ASSIGNED TASK:
Every record should be copied exactly, and the images omitted.

THE DATA:
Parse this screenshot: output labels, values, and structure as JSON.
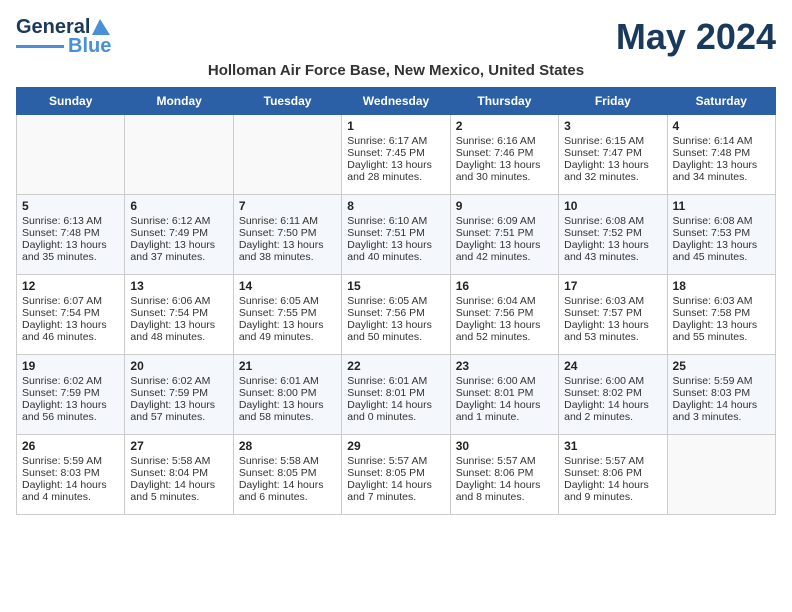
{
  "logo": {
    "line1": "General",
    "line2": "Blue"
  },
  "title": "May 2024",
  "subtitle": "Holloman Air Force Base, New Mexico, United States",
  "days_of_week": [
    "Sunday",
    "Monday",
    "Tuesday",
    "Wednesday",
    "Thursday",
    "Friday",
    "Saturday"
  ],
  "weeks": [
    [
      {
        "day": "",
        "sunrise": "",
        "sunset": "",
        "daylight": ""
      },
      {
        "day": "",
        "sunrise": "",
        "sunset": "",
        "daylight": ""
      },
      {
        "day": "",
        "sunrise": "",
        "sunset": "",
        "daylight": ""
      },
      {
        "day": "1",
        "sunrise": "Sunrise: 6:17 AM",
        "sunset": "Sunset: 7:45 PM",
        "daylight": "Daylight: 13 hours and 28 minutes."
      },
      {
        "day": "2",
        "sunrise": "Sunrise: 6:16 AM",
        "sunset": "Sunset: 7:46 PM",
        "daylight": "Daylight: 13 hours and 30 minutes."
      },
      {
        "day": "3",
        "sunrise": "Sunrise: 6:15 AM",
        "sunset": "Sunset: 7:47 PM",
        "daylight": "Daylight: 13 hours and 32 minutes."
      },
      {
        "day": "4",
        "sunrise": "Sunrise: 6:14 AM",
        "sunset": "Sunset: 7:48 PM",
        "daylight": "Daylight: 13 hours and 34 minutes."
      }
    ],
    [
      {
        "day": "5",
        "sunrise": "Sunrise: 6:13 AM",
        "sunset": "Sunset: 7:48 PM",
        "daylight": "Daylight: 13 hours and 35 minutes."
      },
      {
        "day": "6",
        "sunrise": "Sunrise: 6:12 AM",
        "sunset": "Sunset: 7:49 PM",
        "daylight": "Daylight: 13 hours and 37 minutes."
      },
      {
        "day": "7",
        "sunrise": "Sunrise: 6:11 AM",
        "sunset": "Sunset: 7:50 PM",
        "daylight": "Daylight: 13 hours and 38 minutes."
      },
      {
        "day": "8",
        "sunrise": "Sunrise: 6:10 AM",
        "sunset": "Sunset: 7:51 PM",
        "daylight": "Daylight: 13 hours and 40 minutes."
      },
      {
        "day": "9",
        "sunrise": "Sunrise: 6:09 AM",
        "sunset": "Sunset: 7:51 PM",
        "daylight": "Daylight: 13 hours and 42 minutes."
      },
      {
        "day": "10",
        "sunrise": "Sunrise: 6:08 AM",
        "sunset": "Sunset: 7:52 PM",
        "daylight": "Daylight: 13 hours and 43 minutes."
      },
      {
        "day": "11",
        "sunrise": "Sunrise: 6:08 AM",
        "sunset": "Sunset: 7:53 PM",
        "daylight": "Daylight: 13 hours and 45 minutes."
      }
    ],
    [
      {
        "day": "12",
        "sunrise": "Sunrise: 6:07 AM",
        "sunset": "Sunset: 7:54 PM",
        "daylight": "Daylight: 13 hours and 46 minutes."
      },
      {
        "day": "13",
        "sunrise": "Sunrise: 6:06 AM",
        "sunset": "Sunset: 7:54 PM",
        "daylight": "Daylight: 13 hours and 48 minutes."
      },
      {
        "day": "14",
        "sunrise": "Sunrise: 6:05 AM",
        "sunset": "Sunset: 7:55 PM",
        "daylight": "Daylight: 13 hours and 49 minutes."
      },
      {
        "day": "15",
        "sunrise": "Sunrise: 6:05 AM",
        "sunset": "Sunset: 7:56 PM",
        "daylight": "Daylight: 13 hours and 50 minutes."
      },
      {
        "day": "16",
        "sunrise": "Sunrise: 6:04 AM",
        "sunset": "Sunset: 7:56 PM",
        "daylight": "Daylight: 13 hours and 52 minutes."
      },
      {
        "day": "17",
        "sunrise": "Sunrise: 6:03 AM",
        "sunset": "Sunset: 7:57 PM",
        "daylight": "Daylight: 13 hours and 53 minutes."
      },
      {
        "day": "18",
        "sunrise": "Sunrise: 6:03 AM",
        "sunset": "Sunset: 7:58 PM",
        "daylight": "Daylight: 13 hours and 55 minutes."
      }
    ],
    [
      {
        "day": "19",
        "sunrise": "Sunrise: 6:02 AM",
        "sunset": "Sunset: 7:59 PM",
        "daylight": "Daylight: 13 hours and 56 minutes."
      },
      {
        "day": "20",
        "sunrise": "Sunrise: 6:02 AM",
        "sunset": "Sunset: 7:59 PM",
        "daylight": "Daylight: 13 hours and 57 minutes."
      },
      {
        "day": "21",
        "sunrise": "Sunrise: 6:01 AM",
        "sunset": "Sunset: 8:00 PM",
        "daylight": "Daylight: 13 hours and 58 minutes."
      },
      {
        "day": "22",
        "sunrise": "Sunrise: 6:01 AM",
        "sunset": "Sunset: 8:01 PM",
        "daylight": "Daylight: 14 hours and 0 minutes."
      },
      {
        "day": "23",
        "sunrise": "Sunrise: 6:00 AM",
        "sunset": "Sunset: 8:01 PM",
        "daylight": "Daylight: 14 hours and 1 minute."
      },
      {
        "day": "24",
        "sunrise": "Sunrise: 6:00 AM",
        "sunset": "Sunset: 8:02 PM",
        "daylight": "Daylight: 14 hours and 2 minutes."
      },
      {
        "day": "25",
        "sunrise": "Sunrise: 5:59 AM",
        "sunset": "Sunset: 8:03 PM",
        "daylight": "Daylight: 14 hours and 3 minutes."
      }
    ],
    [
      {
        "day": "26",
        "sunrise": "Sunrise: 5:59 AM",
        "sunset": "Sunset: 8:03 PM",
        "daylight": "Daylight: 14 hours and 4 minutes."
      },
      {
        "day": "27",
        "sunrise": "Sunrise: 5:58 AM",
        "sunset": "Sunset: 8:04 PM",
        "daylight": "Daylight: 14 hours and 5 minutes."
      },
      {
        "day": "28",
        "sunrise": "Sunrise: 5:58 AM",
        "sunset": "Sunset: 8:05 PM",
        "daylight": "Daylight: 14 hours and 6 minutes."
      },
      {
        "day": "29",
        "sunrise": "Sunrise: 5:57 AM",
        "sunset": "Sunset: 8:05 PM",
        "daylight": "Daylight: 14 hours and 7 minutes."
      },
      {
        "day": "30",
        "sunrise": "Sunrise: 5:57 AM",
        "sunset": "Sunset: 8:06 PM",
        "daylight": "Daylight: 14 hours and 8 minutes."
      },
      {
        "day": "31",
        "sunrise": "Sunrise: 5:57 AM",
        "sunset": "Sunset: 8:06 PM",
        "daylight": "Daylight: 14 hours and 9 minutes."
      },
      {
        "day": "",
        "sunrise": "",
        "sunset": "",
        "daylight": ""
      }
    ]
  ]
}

SOLUTION:
Parse this screenshot: output labels, values, and structure as JSON.
{
  "logo": {
    "line1": "General",
    "line2": "Blue"
  },
  "title": "May 2024",
  "subtitle": "Holloman Air Force Base, New Mexico, United States",
  "days_of_week": [
    "Sunday",
    "Monday",
    "Tuesday",
    "Wednesday",
    "Thursday",
    "Friday",
    "Saturday"
  ],
  "weeks": [
    [
      {
        "day": "",
        "sunrise": "",
        "sunset": "",
        "daylight": ""
      },
      {
        "day": "",
        "sunrise": "",
        "sunset": "",
        "daylight": ""
      },
      {
        "day": "",
        "sunrise": "",
        "sunset": "",
        "daylight": ""
      },
      {
        "day": "1",
        "sunrise": "Sunrise: 6:17 AM",
        "sunset": "Sunset: 7:45 PM",
        "daylight": "Daylight: 13 hours and 28 minutes."
      },
      {
        "day": "2",
        "sunrise": "Sunrise: 6:16 AM",
        "sunset": "Sunset: 7:46 PM",
        "daylight": "Daylight: 13 hours and 30 minutes."
      },
      {
        "day": "3",
        "sunrise": "Sunrise: 6:15 AM",
        "sunset": "Sunset: 7:47 PM",
        "daylight": "Daylight: 13 hours and 32 minutes."
      },
      {
        "day": "4",
        "sunrise": "Sunrise: 6:14 AM",
        "sunset": "Sunset: 7:48 PM",
        "daylight": "Daylight: 13 hours and 34 minutes."
      }
    ],
    [
      {
        "day": "5",
        "sunrise": "Sunrise: 6:13 AM",
        "sunset": "Sunset: 7:48 PM",
        "daylight": "Daylight: 13 hours and 35 minutes."
      },
      {
        "day": "6",
        "sunrise": "Sunrise: 6:12 AM",
        "sunset": "Sunset: 7:49 PM",
        "daylight": "Daylight: 13 hours and 37 minutes."
      },
      {
        "day": "7",
        "sunrise": "Sunrise: 6:11 AM",
        "sunset": "Sunset: 7:50 PM",
        "daylight": "Daylight: 13 hours and 38 minutes."
      },
      {
        "day": "8",
        "sunrise": "Sunrise: 6:10 AM",
        "sunset": "Sunset: 7:51 PM",
        "daylight": "Daylight: 13 hours and 40 minutes."
      },
      {
        "day": "9",
        "sunrise": "Sunrise: 6:09 AM",
        "sunset": "Sunset: 7:51 PM",
        "daylight": "Daylight: 13 hours and 42 minutes."
      },
      {
        "day": "10",
        "sunrise": "Sunrise: 6:08 AM",
        "sunset": "Sunset: 7:52 PM",
        "daylight": "Daylight: 13 hours and 43 minutes."
      },
      {
        "day": "11",
        "sunrise": "Sunrise: 6:08 AM",
        "sunset": "Sunset: 7:53 PM",
        "daylight": "Daylight: 13 hours and 45 minutes."
      }
    ],
    [
      {
        "day": "12",
        "sunrise": "Sunrise: 6:07 AM",
        "sunset": "Sunset: 7:54 PM",
        "daylight": "Daylight: 13 hours and 46 minutes."
      },
      {
        "day": "13",
        "sunrise": "Sunrise: 6:06 AM",
        "sunset": "Sunset: 7:54 PM",
        "daylight": "Daylight: 13 hours and 48 minutes."
      },
      {
        "day": "14",
        "sunrise": "Sunrise: 6:05 AM",
        "sunset": "Sunset: 7:55 PM",
        "daylight": "Daylight: 13 hours and 49 minutes."
      },
      {
        "day": "15",
        "sunrise": "Sunrise: 6:05 AM",
        "sunset": "Sunset: 7:56 PM",
        "daylight": "Daylight: 13 hours and 50 minutes."
      },
      {
        "day": "16",
        "sunrise": "Sunrise: 6:04 AM",
        "sunset": "Sunset: 7:56 PM",
        "daylight": "Daylight: 13 hours and 52 minutes."
      },
      {
        "day": "17",
        "sunrise": "Sunrise: 6:03 AM",
        "sunset": "Sunset: 7:57 PM",
        "daylight": "Daylight: 13 hours and 53 minutes."
      },
      {
        "day": "18",
        "sunrise": "Sunrise: 6:03 AM",
        "sunset": "Sunset: 7:58 PM",
        "daylight": "Daylight: 13 hours and 55 minutes."
      }
    ],
    [
      {
        "day": "19",
        "sunrise": "Sunrise: 6:02 AM",
        "sunset": "Sunset: 7:59 PM",
        "daylight": "Daylight: 13 hours and 56 minutes."
      },
      {
        "day": "20",
        "sunrise": "Sunrise: 6:02 AM",
        "sunset": "Sunset: 7:59 PM",
        "daylight": "Daylight: 13 hours and 57 minutes."
      },
      {
        "day": "21",
        "sunrise": "Sunrise: 6:01 AM",
        "sunset": "Sunset: 8:00 PM",
        "daylight": "Daylight: 13 hours and 58 minutes."
      },
      {
        "day": "22",
        "sunrise": "Sunrise: 6:01 AM",
        "sunset": "Sunset: 8:01 PM",
        "daylight": "Daylight: 14 hours and 0 minutes."
      },
      {
        "day": "23",
        "sunrise": "Sunrise: 6:00 AM",
        "sunset": "Sunset: 8:01 PM",
        "daylight": "Daylight: 14 hours and 1 minute."
      },
      {
        "day": "24",
        "sunrise": "Sunrise: 6:00 AM",
        "sunset": "Sunset: 8:02 PM",
        "daylight": "Daylight: 14 hours and 2 minutes."
      },
      {
        "day": "25",
        "sunrise": "Sunrise: 5:59 AM",
        "sunset": "Sunset: 8:03 PM",
        "daylight": "Daylight: 14 hours and 3 minutes."
      }
    ],
    [
      {
        "day": "26",
        "sunrise": "Sunrise: 5:59 AM",
        "sunset": "Sunset: 8:03 PM",
        "daylight": "Daylight: 14 hours and 4 minutes."
      },
      {
        "day": "27",
        "sunrise": "Sunrise: 5:58 AM",
        "sunset": "Sunset: 8:04 PM",
        "daylight": "Daylight: 14 hours and 5 minutes."
      },
      {
        "day": "28",
        "sunrise": "Sunrise: 5:58 AM",
        "sunset": "Sunset: 8:05 PM",
        "daylight": "Daylight: 14 hours and 6 minutes."
      },
      {
        "day": "29",
        "sunrise": "Sunrise: 5:57 AM",
        "sunset": "Sunset: 8:05 PM",
        "daylight": "Daylight: 14 hours and 7 minutes."
      },
      {
        "day": "30",
        "sunrise": "Sunrise: 5:57 AM",
        "sunset": "Sunset: 8:06 PM",
        "daylight": "Daylight: 14 hours and 8 minutes."
      },
      {
        "day": "31",
        "sunrise": "Sunrise: 5:57 AM",
        "sunset": "Sunset: 8:06 PM",
        "daylight": "Daylight: 14 hours and 9 minutes."
      },
      {
        "day": "",
        "sunrise": "",
        "sunset": "",
        "daylight": ""
      }
    ]
  ]
}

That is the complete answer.